A new trail will adapt an orchard redevelopment practice which has proven to be effective in the United States to Australian conditions, in order to reduce the carbon footprint of orchard production.
‘Whole Orchard Recycling’ involves chipping trees and incorporating them into the orchard soil prior to planting new trees. It replaces the traditional practice of burning the trees once they have been removed from the orchard.
A Victorian almond grower will participate in the trial, which is being delivered through Hort Innovation and led by the South Australian Research and Development Institute (SARDI) the research arm of the Department of Primary Industries and Regions (PIRSA).
The trial is taking place on a farm in Merebin has been applied to close to three hectares of 30-year-old trees. At this age, the orchard’s productivity begins to decline which is a signal to the grower that it needs to be redeveloped.
Researchers will also assess any co-benefits from orchard recycling such as more rapid orchard tree growth, and improved irrigation-use efficiency and soil health.
SARDI Principal Scientist Paul Petrie said almond tree trunks, branches and roots accumulate significant amounts of carbon during their lifecycle, and through this project, his team will be looking at ways to harness that carbon.
“We aim to quantify the impact of Whole Orchard Recycling on the carbon footprint of an Australian almond orchard, including the impact on carbon storage and turnover in the soil, soil greenhouse gas emissions and any impacts on the newly planted trees,” he said.
Trial site owner and long-time almond grower, Neale Bennett, said is keen to test the practice here in Australia.

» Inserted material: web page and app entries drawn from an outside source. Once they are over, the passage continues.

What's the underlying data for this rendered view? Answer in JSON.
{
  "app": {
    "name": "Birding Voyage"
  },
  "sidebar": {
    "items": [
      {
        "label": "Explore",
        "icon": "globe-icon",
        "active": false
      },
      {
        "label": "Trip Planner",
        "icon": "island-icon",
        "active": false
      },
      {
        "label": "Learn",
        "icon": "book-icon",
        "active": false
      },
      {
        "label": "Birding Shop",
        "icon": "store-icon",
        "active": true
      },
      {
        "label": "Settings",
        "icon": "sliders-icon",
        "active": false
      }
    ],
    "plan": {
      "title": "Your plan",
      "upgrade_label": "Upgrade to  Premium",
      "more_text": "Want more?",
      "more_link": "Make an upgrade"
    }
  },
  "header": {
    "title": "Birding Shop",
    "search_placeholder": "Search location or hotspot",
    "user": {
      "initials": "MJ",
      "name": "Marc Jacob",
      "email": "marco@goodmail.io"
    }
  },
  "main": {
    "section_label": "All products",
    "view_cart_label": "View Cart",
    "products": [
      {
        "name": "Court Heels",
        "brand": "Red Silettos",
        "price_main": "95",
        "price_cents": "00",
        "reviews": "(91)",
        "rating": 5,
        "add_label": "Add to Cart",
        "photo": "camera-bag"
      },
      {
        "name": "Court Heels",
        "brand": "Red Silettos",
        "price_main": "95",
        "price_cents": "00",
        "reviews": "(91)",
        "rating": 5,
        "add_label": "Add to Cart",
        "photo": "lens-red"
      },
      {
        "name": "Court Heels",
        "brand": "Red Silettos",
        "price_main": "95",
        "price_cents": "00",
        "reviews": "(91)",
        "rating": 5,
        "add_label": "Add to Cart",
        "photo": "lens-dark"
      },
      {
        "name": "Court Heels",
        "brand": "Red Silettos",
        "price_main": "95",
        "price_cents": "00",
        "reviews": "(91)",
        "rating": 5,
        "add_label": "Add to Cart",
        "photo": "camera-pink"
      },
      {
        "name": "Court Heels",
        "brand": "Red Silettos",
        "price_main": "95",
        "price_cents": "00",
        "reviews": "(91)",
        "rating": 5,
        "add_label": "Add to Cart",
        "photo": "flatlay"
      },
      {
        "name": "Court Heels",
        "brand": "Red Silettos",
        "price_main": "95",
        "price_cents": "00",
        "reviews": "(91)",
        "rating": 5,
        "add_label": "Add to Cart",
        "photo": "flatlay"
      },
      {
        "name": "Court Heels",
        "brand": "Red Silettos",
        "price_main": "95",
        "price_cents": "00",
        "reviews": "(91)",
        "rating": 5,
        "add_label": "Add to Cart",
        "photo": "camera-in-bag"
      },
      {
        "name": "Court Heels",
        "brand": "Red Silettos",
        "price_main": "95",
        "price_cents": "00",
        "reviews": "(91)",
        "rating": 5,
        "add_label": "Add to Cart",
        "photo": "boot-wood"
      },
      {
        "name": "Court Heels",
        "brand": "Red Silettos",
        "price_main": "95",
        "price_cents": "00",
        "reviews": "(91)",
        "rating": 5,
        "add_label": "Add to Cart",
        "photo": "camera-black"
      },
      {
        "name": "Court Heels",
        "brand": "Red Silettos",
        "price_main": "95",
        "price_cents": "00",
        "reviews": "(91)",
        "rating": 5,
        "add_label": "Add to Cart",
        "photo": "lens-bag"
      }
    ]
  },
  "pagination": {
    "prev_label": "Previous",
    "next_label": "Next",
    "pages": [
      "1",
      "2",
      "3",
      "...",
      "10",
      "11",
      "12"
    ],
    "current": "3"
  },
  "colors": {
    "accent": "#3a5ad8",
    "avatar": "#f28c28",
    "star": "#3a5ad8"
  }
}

“There is no doubt that we have an obligation to grow as sustainably as possible and while there is always room for improvement,” he said. “We all want sustainable business models and if that means doing things differently, then I think our industry has a great record for embracing change and innovation.”